You are looking at 1 - 3 of 3 items for

  • Author or Editor: Vinod Kantha x
Clear All Modify Search
Full access

Alan T. Villavicencio, E. Lee Nelson, Vinod Kantha and Sigita Burneikiene


Opioid analgesics have become some of the most prescribed drugs in the world, despite the lack of long-term studies evaluating the benefits of opioid medications versus their risks associated with chronic use. In addition, long-term opioid use may be associated with worse long-term clinical outcomes. The primary objective of this study was to evaluate whether preoperative opioid use predicted inferior clinical outcomes among patients undergoing transforaminal lumbar interbody fusion (TLIF) for symptomatic lumbar degenerative disc disease.


The authors of this observational study prospectively enrolled 93 patients who underwent 1-level to 2-level TLIFs in 2011–2014; the patient cohort was divided into 2 groups according to preoperative opioid use or no such use.
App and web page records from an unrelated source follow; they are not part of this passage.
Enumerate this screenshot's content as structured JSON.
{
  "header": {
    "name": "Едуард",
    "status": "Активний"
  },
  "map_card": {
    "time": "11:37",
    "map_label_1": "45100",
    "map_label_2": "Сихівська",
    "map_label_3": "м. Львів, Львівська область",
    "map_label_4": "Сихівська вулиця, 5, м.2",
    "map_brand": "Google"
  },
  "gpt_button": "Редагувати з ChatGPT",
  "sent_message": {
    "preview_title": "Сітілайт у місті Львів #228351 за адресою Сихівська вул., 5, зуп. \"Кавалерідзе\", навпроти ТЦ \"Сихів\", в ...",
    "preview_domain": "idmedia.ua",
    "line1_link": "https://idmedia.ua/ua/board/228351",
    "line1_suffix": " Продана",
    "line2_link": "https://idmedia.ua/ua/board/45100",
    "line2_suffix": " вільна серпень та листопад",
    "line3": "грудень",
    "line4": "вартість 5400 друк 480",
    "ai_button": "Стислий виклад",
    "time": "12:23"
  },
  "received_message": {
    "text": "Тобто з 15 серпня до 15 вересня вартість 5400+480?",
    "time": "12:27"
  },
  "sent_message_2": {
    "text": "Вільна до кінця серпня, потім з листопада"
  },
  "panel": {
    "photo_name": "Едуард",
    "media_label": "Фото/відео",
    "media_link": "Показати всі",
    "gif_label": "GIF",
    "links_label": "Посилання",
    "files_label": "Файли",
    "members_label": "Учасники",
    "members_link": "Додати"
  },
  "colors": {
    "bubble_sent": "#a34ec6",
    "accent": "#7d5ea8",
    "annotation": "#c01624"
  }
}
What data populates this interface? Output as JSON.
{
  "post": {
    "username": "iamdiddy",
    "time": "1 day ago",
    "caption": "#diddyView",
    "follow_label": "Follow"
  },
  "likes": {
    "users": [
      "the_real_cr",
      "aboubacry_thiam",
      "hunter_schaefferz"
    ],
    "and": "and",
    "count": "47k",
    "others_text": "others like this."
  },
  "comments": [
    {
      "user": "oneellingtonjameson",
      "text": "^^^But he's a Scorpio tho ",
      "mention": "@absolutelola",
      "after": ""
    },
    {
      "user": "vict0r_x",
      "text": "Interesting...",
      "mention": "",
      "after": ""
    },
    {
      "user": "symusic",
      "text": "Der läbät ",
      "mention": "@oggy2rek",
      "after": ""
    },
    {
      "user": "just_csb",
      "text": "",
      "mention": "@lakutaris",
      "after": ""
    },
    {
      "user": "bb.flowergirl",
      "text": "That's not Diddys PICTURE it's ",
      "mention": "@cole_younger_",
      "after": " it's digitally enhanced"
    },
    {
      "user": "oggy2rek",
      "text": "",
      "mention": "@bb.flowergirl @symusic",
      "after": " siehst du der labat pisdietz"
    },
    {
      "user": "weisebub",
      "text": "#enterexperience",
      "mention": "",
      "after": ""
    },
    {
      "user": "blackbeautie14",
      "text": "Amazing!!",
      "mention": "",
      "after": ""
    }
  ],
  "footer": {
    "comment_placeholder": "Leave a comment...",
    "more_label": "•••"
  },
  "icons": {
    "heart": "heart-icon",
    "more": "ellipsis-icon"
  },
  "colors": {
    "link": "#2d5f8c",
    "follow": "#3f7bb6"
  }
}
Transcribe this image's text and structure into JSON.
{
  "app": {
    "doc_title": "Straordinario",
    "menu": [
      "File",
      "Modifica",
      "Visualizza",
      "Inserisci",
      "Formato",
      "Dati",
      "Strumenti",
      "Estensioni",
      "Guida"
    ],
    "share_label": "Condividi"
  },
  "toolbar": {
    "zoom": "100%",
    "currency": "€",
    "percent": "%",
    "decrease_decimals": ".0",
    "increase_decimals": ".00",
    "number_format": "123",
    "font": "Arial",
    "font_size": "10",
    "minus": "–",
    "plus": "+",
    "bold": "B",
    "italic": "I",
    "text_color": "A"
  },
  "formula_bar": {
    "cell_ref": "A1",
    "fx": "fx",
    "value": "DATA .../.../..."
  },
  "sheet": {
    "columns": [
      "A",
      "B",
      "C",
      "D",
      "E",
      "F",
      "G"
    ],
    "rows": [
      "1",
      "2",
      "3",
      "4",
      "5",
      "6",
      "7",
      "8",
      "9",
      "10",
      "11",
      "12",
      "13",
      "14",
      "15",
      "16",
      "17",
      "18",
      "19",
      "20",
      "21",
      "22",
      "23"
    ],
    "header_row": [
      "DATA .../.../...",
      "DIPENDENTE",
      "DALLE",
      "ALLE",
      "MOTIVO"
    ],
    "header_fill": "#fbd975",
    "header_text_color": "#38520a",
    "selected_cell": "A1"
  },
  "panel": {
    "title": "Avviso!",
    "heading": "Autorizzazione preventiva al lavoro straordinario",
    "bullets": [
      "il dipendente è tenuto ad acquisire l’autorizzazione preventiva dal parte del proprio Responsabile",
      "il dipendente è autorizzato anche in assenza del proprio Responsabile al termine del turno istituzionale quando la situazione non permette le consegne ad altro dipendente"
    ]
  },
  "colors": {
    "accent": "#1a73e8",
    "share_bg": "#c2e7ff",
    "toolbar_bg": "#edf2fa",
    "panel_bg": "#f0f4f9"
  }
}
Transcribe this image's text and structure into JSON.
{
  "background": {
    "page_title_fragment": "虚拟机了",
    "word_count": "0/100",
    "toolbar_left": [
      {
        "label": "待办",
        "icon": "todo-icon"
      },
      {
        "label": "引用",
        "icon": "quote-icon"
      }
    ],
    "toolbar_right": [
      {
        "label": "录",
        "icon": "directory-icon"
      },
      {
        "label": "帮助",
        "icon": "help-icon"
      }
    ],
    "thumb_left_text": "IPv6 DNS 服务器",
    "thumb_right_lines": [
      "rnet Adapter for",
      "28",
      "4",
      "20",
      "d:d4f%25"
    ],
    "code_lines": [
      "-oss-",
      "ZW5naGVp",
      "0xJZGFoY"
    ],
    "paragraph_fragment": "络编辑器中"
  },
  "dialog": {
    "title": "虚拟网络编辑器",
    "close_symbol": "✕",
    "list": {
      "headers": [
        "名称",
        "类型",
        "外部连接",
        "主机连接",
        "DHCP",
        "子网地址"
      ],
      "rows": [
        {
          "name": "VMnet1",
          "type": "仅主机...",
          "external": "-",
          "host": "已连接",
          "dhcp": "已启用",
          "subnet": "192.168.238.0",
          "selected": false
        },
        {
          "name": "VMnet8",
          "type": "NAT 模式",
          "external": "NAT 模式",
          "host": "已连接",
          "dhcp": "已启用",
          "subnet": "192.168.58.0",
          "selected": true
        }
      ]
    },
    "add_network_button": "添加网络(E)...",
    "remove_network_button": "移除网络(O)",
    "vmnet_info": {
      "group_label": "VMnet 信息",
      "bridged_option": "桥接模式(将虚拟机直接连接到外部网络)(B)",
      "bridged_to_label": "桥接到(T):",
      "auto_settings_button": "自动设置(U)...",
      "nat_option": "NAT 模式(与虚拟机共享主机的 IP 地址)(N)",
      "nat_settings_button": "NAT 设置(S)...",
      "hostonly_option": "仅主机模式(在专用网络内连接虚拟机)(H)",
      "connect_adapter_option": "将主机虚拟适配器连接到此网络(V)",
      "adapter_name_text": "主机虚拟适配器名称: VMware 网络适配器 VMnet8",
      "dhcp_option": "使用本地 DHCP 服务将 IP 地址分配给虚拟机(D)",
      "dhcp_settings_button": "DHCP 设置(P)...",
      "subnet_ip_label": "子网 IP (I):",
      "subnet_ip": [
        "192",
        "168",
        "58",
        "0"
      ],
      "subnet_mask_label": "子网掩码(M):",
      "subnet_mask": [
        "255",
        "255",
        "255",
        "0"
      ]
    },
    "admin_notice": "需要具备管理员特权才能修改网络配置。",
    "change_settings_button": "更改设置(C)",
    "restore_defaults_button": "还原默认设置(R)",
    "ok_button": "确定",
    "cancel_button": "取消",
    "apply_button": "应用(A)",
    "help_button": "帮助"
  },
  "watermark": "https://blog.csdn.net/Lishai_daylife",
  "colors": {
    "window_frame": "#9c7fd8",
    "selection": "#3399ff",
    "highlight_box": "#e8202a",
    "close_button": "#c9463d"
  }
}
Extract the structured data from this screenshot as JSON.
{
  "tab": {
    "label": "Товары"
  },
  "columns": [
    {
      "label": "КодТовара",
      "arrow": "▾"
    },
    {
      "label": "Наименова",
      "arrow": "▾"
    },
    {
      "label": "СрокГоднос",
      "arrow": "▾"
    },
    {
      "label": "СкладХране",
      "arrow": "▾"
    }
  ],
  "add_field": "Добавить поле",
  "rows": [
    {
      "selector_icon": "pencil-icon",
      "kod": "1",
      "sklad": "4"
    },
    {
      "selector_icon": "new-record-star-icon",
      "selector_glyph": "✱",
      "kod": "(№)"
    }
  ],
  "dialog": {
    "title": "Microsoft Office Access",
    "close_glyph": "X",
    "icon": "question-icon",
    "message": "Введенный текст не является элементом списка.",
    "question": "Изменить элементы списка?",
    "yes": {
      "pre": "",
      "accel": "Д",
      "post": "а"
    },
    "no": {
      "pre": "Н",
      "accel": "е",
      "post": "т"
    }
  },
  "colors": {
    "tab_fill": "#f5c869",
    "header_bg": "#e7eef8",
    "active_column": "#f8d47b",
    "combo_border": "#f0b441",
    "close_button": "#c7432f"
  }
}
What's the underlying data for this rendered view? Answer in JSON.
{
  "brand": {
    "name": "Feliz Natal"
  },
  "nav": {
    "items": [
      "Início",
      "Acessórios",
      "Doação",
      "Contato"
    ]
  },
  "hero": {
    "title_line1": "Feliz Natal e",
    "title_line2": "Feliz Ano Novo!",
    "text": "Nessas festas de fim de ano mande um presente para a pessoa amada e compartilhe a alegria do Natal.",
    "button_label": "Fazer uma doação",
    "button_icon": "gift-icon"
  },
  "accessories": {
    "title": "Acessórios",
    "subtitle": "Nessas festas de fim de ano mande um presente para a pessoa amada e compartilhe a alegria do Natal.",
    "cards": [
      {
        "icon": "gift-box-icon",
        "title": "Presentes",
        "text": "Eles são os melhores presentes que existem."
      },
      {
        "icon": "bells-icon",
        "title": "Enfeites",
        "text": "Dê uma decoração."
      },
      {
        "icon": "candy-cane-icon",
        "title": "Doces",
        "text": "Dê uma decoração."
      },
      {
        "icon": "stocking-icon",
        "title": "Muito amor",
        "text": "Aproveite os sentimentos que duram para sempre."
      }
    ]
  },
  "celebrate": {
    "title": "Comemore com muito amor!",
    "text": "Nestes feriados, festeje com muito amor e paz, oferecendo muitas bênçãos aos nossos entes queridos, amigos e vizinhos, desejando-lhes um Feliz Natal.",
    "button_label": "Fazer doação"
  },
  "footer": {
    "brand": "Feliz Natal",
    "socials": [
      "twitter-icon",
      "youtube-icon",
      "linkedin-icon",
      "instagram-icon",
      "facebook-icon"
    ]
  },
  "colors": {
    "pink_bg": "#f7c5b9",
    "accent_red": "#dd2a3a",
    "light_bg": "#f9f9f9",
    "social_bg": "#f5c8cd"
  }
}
Visual analog scale (VAS) scores for low-back pain and leg pain, Oswestry Disability Index scores, and the scores of the mental component summary (MCS) and physical component summary (PCS) on the 36-Item Short Form Health Survey were used to assess pain, disability, and health-related quality of life outcomes, respectively. The clinical scores for the 2 groups were determined preoperatively and at a 12-month follow-up examination.


In total, 60 (64.5%) patients took prescribed opioid medications preoperatively. Compared with those not taking opioids preoperatively, these patients had significantly higher VAS scores for low-back pain (p = 0.016), greater disability (p = 0.013), and lower PCS scores (p = 0.03) at the 12-month follow-up. The postoperative MCS scores were also significantly lower (p = 0.035) in the opioid-use group, but these lower scores were due to significantly lower baseline MCS scores in this group. A linear regression analysis did not detect opioid dose–related effects on leg and back pain, disability, and MCS and PCS scores, suggesting that poorer outcomes are not significantly correlated with higher opioid doses taken by the patients.


The use of opioid medications to control pain before patients underwent lumbar fusion for degenerative lumbar conditions was associated with less favorable clinical outcomes postoperatively. This is the first study that has demonstrated this association in a homogeneous cohort of patients undergoing TLIF; this association should be studied further to evaluate the conclusions of the present study.

Clinical trial registration no.: NCT01406405 (